### Material for this exercise
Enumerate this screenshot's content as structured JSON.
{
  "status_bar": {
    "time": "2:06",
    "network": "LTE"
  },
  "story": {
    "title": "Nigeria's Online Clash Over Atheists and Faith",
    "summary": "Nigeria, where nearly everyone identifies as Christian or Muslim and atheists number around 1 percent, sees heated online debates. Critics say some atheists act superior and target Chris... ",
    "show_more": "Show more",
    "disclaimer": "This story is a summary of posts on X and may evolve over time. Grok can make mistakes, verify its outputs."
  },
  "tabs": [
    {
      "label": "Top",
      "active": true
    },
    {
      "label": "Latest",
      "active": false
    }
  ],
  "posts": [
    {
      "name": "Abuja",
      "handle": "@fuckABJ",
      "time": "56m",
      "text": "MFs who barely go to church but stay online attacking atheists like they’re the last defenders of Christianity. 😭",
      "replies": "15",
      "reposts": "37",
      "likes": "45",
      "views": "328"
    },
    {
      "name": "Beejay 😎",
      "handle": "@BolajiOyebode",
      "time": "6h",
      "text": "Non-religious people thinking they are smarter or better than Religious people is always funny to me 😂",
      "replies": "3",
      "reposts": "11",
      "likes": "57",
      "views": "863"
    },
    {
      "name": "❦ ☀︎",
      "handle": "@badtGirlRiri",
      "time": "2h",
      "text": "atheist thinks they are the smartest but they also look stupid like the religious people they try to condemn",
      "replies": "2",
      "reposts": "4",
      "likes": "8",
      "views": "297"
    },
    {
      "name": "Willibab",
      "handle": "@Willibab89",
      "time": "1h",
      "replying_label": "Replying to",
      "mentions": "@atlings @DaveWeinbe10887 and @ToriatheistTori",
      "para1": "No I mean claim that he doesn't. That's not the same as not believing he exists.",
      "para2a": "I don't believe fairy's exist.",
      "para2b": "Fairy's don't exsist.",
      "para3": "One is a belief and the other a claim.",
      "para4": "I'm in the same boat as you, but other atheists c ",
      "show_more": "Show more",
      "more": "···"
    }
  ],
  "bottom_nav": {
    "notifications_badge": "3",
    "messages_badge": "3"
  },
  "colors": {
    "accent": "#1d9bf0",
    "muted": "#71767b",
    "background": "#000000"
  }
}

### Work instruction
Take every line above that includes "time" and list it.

### Finished task
    "time": "2:06",
    "disclaimer": "This story is a summary of posts on X and may evolve over time. Grok can make mistakes, verify its outputs."
      "time": "56m",
      "time": "6h",
      "time": "2h",
      "time": "1h",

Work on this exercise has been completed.